Meet The Rainmaker - Katheryne L. (Kathy) Zelenock
Name: Katheryne L. (Kathy) Zelenock
Firm Name: Miller, Canfield, Paddock and Stone, PLC
Practice Area: Capital Markets Lending and Commercial Real Estate
Nominated By: Brandy Mathie
Why did you return to the practice of law?
Like so many others in the dot-com industry, my company struggled with
ideas that were before their time, as well as capital constraints. I
didn't leave the practice of law because I didn't like the practice of
law---the software company was an intriguing opportunity, but I always
expected to return. It's been great to practice law again. I was able
to resume former relationships, build new ones, keep much of my staff,
and love my firm. Being an entrepreneur and raising venture capital
honed a lot of skills that I use in my practice today.
Biggest influence on career/best career advice:
Be entrepreneurial. Don't be afraid to take risks and try new
things. Look for opportunities to make a contribution. Invest in
business relationships, whether with clients or
colleagues---relationships take you places.
Percentage of time devoted to marketing:
Let's re-define that question: other than time I spend with my
family, I'm probably always marketing in some respect----all of us
are. It's just a matter of what message you're projecting at a
particular time. Thoughtfulness in helping a friend address a
problem, organizational abilities on behalf of a favorite charitable
organization, or giving a presentation at a community event---these
messages are part of your total marketing package.
Even after I've worked with a client for years, some percentage of
the time that I spend with them is marketing time---learning about
their new lines of business, sitting in on internal meetings where
legal advice is not actively a part of the agenda, and so on.
Sometimes we log this time as no-charge time, so that we can let the
client know when we've spent non-billable time on their behalf---but
at least as often, this is strictly an "off the clock"
investment to cement relationship. I spend significantly more time
on practice development activities than I log, whether it's
relationship-building, mentoring, or administration.
The recent successful launch of the Capital Markets Lending Group at

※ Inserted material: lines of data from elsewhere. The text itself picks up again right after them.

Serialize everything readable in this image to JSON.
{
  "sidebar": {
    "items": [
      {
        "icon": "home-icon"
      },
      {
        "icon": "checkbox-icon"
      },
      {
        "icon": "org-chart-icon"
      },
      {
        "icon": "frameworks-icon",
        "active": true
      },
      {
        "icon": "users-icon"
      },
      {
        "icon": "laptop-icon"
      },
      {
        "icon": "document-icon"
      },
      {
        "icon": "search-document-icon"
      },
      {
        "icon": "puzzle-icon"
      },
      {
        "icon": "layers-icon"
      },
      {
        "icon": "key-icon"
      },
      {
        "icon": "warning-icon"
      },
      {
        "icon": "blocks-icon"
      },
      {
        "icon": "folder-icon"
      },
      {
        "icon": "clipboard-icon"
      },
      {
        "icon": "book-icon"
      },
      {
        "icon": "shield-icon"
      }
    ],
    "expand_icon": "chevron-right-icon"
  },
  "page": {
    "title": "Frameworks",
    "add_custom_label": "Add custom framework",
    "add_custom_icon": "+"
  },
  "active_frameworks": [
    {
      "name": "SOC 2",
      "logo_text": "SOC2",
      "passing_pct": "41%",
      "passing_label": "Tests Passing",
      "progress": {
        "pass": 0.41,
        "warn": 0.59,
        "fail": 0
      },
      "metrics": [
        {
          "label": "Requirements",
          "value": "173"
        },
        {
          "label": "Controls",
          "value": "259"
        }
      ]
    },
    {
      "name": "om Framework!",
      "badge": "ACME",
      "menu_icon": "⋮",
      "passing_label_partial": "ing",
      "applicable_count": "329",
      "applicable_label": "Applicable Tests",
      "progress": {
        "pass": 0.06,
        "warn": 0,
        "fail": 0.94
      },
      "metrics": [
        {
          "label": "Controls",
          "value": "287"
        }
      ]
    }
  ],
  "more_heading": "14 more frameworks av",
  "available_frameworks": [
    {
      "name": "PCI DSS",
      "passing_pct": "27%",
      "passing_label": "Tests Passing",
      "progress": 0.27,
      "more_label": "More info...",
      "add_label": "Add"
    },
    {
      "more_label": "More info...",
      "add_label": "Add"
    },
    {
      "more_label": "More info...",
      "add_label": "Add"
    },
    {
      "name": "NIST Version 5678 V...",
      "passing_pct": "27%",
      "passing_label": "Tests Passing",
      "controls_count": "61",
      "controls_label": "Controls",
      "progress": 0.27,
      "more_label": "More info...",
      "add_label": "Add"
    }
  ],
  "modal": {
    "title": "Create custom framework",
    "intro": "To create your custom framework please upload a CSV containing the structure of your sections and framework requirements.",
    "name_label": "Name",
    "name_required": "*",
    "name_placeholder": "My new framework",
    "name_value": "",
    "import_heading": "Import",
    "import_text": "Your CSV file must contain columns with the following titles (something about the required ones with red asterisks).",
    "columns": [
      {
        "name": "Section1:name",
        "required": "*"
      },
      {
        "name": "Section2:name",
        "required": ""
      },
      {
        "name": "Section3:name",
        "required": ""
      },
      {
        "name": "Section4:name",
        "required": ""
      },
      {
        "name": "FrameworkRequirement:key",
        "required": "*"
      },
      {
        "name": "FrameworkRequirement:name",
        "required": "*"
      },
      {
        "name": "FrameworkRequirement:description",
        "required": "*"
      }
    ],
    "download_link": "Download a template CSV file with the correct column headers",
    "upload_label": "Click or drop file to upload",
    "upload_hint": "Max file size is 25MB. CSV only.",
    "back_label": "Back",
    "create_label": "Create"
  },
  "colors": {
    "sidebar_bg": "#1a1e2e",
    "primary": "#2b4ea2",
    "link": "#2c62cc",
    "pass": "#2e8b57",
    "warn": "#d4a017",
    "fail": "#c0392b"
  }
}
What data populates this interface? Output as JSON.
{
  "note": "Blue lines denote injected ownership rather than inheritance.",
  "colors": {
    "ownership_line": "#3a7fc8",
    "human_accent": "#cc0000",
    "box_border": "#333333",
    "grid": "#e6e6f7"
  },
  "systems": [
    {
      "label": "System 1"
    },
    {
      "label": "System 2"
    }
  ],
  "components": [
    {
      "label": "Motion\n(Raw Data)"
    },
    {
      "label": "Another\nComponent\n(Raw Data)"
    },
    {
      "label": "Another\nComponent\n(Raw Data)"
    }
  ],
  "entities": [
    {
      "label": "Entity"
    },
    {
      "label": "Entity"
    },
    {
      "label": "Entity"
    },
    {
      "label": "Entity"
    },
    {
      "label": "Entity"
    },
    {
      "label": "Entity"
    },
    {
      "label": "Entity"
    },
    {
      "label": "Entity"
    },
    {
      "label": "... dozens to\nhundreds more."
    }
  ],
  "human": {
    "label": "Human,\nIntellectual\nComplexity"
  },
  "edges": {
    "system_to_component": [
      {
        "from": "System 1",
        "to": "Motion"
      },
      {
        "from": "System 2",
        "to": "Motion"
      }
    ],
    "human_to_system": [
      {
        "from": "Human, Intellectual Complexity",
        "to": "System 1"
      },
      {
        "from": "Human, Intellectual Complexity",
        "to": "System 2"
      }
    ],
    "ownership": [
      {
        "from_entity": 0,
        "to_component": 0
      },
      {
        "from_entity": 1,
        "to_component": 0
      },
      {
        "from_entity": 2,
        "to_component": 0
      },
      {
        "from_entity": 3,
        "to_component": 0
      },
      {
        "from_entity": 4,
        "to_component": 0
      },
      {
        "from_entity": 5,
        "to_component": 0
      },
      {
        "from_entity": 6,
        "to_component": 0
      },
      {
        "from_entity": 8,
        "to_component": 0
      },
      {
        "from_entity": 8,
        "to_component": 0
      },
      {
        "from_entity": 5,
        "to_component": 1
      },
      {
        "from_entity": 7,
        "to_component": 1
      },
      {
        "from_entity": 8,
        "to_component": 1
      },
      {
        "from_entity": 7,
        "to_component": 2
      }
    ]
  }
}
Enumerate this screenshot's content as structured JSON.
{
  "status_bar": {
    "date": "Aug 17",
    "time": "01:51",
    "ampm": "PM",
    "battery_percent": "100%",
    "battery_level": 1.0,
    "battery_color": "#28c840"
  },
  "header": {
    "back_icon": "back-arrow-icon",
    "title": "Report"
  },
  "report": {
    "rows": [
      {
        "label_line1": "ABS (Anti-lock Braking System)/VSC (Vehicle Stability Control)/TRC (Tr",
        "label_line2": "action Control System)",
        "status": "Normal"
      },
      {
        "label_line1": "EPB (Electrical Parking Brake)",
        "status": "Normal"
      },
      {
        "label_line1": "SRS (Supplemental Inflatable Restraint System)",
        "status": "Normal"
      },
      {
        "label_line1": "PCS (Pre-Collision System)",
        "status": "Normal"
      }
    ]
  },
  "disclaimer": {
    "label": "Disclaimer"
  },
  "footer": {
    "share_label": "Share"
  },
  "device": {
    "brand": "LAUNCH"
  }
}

Miller Canfield is one definite highlight. Our group closed several
hundred commercial mortgage loans destined for securitization last
year on behalf of large national lenders, and we're very busy building
on those relationships this year. It's exciting to lead a growing
Knowing what you know now, if you were starting out as a
lawyer today, what would you do differently?
I would have taken more business classes, particularly those oriented
to the financial and management side. I sort of have an MBA from the
"School of Hard Knocks"---but I wish I had more seriously
considered acquiring some of that background in an academic setting.
Tell me about one surprisingly successful rainmaking strategy.
When we first began attending (and later sponsoring) lender-oriented
conferences, we worried that attorneys would have a hard time being
heard. As it turns out, our presence was viewed very
favorably---clients appreciated that we would be interested in
participating in their conferences, and their continuing education
activities. Without question, one of my strongest marketing maxims is:
Go where the clients are.
If you were mentoring a young woman lawyer, what advice
would you give her regarding rainmaking?
I am mentoring several younger women attorneys right now, and at
least two themes keep coming up: (i) pick your targets and get out
there; and (ii) know your own strengths and weaknesses and act
To the first point, thoroughly research your target clients and
their current needs, and communicate your abilities to help them
meet those needs. Continue to assess and hone your message as you
receive feedback from your efforts---and then, get out there and try
again. Practice makes perfect. I think a lot of women struggle with
the need for repetition, because they feel personally rejected if
the first effort is not well-received. The better way to look at an
unsuccessful effort is to see it as a learning experience. Lawyers
are such analytical people that they freeze before they do anything.
Study it, but act! Hone your approach by making lots of approaches.
Get out there. Do something. Don't wait to get it perfect.
To the second point, some people are great cocktail conversationalists;
some people are better off writing articles. Some people are
better at initiating relationships, and others are better at
maintaining them. Almost everyone can find a marketing voice,
but not everyone is cut out to relate to the most senior executive
contact. Everyone can't do everything well in business development.
Find your voice, and then make sure that you're in an organization
that values your approach and contribution, whatever it may
It helps, too, if you can find support for your efforts both
within and outside your own organization. The great thing about
Women Rainmakers and other women's initiatives is that successful
women can offer tremendous support to each other.